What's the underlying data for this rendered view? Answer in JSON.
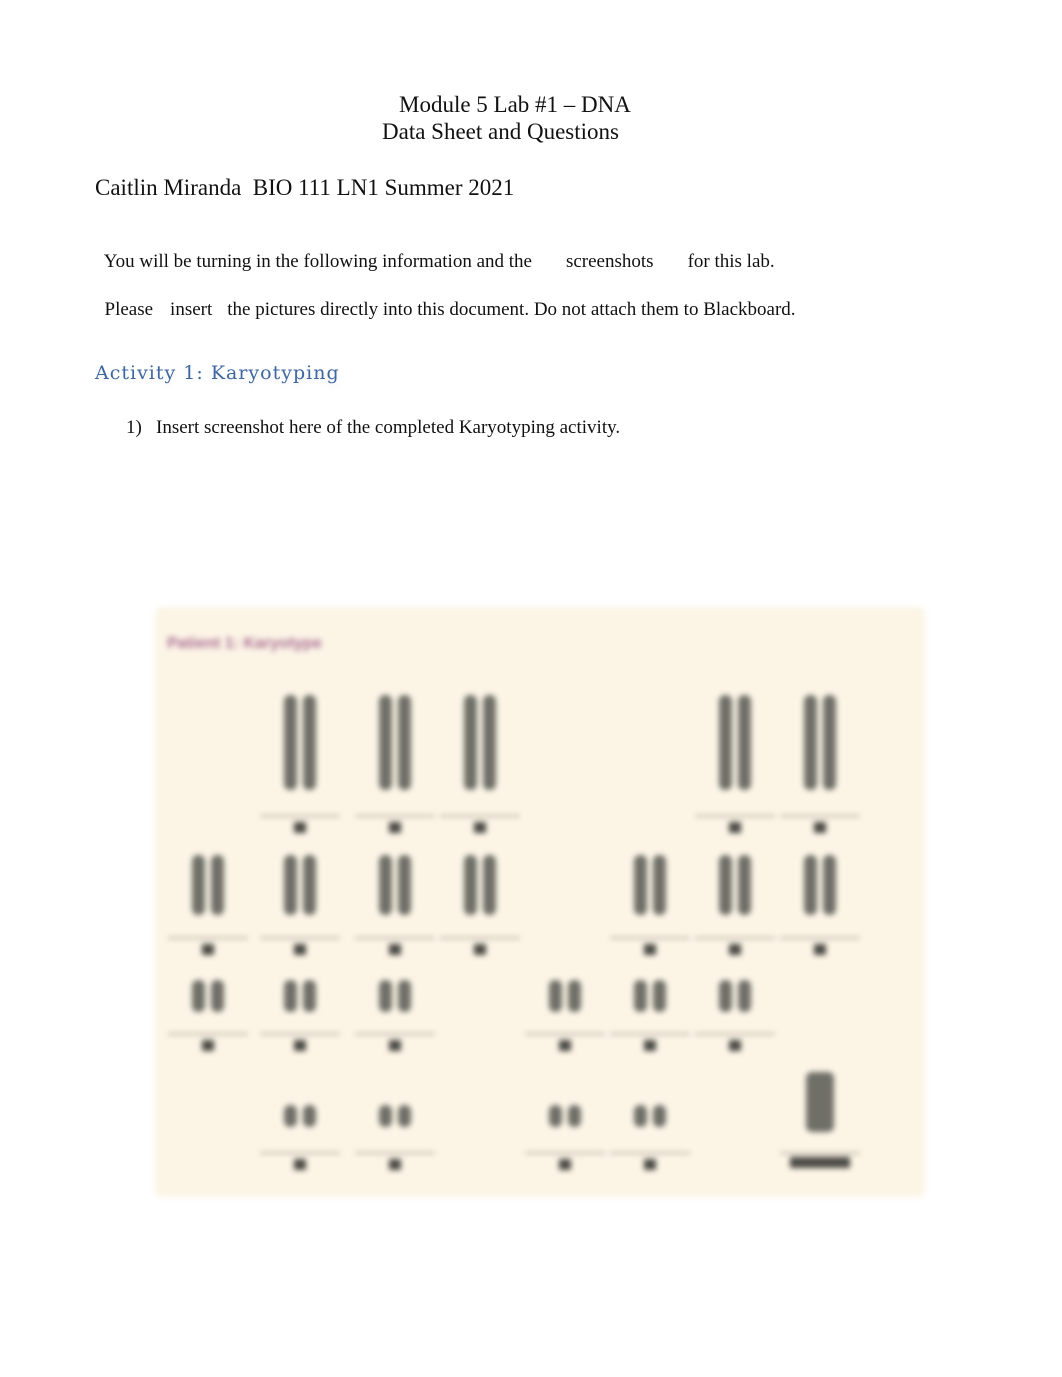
{
  "header": {
    "title_line1": "Module 5 Lab #1 – DNA",
    "title_line2": "Data Sheet and Questions"
  },
  "student_line": "Caitlin Miranda  BIO 111 LN1 Summer 2021",
  "instructions": {
    "line1_a": "You will be turning in the following information and the",
    "line1_b": "screenshots",
    "line1_c": "for this lab.",
    "line2_a": "Please",
    "line2_b": "insert",
    "line2_c": "the pictures directly into this document. Do not attach them to Blackboard."
  },
  "activity1": {
    "heading": "Activity 1: Karyotyping",
    "q1_number": "1)",
    "q1_text": "Insert screenshot here of the completed Karyotyping activity.",
    "screenshot": {
      "title": "Patient 1: Karyotype",
      "background_color": "#fcf5e6",
      "title_color": "#a86b92"
    }
  }
}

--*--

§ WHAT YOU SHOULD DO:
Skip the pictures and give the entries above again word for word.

§ EXPECTED ANSWER:
What's the underlying data for this rendered view? Answer in JSON.
{
  "header": {
    "title_line1": "Module 5 Lab #1 – DNA",
    "title_line2": "Data Sheet and Questions"
  },
  "student_line": "Caitlin Miranda  BIO 111 LN1 Summer 2021",
  "instructions": {
    "line1_a": "You will be turning in the following information and the",
    "line1_b": "screenshots",
    "line1_c": "for this lab.",
    "line2_a": "Please",
    "line2_b": "insert",
    "line2_c": "the pictures directly into this document. Do not attach them to Blackboard."
  },
  "activity1": {
    "heading": "Activity 1: Karyotyping",
    "q1_number": "1)",
    "q1_text": "Insert screenshot here of the completed Karyotyping activity.",
    "screenshot": {
      "title": "Patient 1: Karyotype",
      "background_color": "#fcf5e6",
      "title_color": "#a86b92"
    }
  }
}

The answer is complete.